▸ **REQUIREMENT**
Please copy out every line in the entries that includes the word "JSON".

▸ **EXTRACTED DATA**
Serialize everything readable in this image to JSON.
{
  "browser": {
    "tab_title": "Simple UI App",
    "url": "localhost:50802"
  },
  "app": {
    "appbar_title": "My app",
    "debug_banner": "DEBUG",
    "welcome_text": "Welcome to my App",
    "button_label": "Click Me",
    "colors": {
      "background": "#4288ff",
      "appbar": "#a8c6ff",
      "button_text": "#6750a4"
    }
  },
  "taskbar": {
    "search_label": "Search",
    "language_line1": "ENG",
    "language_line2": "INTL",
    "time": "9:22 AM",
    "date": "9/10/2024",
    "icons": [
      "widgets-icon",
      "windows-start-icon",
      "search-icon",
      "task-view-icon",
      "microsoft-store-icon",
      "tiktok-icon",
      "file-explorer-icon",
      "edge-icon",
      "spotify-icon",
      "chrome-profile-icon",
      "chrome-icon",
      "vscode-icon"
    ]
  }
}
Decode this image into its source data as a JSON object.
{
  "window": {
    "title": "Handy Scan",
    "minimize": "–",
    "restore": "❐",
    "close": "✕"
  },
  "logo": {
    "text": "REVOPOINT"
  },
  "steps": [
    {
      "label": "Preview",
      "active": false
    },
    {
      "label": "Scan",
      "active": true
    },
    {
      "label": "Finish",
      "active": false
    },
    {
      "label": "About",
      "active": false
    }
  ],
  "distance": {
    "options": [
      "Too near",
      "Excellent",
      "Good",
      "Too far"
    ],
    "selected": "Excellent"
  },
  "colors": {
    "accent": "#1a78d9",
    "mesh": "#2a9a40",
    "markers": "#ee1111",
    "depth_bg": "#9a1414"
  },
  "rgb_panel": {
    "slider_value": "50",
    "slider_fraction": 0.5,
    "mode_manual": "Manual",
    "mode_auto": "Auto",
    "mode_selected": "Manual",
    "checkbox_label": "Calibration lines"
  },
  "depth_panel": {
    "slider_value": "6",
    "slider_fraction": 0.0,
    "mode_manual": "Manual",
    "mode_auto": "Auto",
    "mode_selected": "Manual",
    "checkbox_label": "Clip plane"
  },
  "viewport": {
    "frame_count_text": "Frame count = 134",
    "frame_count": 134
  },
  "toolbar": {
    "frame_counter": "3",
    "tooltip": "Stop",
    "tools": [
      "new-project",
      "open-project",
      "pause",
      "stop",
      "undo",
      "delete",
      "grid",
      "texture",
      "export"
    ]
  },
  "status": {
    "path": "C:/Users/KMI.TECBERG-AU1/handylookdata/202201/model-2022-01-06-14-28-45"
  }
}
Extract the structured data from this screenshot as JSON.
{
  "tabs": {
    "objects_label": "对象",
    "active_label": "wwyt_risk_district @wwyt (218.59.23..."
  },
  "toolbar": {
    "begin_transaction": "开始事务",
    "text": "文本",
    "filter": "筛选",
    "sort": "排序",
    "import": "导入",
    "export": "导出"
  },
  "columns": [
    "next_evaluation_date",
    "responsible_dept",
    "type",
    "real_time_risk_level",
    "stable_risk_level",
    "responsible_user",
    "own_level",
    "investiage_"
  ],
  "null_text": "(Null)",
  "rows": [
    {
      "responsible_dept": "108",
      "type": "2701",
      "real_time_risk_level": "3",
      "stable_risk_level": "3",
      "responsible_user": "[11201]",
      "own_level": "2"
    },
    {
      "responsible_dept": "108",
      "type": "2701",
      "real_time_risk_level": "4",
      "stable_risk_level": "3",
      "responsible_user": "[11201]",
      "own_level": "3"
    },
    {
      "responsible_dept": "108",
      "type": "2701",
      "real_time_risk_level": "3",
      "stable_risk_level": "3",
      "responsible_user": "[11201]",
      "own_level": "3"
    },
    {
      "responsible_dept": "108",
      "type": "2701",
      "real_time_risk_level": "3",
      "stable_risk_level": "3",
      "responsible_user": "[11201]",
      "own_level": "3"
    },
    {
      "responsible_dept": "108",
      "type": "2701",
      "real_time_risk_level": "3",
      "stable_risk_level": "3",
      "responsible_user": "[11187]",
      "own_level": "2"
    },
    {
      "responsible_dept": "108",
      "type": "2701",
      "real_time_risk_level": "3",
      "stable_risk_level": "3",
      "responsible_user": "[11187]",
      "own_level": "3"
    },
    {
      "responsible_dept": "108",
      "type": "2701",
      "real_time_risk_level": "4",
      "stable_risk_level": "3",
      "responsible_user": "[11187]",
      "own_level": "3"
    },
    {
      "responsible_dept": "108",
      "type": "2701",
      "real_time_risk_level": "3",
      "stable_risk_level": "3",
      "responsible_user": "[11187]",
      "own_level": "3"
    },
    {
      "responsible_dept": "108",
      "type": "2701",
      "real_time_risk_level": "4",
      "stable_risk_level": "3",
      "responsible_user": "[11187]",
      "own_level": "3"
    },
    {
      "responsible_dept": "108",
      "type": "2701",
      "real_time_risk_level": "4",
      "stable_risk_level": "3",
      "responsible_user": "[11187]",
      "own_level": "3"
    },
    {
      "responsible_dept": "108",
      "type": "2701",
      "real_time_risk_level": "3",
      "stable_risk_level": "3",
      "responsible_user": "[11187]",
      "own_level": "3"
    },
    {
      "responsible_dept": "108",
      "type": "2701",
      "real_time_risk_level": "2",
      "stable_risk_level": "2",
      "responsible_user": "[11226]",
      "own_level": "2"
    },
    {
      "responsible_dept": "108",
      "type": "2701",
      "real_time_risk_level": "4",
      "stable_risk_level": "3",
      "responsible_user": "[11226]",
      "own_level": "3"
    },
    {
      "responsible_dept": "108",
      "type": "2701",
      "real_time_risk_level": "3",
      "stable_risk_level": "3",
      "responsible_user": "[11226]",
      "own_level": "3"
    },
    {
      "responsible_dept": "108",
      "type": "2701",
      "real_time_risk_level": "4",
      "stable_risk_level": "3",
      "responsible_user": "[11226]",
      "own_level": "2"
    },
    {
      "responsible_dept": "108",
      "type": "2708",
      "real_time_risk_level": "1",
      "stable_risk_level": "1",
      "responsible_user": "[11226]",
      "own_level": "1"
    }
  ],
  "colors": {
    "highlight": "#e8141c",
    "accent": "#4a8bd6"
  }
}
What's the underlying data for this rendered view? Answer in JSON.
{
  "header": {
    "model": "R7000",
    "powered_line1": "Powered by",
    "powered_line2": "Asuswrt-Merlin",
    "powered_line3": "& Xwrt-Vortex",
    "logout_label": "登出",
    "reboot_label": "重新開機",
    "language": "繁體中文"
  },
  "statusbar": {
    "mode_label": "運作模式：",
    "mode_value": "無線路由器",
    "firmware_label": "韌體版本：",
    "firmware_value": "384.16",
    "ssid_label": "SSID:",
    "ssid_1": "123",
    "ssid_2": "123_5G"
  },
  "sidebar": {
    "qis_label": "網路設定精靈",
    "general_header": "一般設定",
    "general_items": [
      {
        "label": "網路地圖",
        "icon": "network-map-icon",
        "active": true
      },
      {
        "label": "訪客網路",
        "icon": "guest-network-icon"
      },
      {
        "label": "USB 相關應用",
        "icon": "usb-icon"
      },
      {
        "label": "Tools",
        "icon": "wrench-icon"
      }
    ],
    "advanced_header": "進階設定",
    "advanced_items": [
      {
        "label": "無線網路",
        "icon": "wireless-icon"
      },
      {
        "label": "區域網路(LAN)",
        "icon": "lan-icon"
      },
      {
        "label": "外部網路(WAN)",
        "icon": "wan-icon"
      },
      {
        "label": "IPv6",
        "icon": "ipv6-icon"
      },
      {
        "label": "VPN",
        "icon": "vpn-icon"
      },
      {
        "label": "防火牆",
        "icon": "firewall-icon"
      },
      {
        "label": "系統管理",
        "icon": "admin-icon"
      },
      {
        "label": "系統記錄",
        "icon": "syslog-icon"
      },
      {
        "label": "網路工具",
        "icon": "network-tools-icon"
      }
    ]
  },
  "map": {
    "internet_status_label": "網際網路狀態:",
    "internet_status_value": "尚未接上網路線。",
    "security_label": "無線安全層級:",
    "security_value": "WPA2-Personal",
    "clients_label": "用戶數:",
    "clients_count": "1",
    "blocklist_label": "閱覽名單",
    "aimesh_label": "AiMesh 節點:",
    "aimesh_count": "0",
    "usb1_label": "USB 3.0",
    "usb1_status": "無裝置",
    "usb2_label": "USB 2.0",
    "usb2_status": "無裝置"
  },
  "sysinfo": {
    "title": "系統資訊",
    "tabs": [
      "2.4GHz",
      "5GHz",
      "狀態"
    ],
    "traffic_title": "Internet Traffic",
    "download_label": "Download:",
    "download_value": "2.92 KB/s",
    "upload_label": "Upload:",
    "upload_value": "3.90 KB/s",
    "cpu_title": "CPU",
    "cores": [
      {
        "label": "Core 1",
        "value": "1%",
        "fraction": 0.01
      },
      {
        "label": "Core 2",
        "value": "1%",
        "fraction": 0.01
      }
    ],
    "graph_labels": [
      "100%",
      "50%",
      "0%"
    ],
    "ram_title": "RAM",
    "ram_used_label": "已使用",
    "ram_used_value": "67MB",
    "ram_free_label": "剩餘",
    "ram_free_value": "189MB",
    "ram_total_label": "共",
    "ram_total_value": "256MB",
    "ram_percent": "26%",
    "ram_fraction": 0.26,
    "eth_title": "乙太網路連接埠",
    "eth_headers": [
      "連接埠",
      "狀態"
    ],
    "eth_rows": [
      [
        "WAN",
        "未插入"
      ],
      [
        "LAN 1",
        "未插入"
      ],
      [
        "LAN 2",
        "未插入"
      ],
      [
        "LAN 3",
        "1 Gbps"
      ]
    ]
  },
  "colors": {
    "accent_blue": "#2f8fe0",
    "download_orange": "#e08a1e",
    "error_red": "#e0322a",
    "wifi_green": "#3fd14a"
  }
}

▸ **TASK RESPONSE**
Serialize everything readable in this image to JSON.
Decode this image into its source data as a JSON object.
Extract the structured data from this screenshot as JSON.
What's the underlying data for this rendered view? Answer in JSON.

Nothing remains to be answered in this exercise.